App and web page records:
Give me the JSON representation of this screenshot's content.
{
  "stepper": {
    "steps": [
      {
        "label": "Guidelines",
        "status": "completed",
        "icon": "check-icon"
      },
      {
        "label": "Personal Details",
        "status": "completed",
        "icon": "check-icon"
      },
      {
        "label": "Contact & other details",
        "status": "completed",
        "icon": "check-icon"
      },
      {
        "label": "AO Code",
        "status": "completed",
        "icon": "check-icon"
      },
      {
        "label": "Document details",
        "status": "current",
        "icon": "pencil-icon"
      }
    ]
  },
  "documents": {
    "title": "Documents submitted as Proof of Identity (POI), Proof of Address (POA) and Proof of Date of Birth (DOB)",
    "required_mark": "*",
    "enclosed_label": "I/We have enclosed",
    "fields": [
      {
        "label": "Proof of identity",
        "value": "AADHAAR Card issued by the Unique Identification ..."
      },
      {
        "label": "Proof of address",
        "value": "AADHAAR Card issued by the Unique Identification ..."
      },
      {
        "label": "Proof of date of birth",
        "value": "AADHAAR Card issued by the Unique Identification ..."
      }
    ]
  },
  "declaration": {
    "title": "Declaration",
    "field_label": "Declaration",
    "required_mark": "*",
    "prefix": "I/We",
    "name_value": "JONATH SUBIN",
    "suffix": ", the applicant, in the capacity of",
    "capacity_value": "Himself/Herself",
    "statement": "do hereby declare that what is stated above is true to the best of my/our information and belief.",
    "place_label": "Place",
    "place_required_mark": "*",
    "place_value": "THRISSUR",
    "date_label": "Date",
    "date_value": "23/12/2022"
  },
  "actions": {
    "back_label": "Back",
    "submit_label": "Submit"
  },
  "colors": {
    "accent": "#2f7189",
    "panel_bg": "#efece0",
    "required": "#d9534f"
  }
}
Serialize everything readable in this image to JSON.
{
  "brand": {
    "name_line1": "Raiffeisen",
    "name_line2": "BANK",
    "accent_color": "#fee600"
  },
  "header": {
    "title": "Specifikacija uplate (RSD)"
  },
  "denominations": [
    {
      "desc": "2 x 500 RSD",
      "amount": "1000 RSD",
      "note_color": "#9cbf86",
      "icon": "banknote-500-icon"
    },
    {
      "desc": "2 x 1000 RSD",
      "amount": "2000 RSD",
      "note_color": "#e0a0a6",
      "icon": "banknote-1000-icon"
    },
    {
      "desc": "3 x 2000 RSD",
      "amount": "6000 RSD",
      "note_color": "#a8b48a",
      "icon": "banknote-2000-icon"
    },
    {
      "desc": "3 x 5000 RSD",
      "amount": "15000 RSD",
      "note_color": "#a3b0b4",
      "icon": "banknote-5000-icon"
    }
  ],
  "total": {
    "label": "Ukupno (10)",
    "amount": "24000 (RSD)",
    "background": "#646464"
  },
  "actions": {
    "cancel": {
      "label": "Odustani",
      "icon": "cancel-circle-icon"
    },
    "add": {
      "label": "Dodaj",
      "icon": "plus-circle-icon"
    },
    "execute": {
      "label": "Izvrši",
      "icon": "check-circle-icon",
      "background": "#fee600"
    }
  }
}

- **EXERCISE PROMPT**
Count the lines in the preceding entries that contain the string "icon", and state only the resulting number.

- **ANSWER BELOW**
12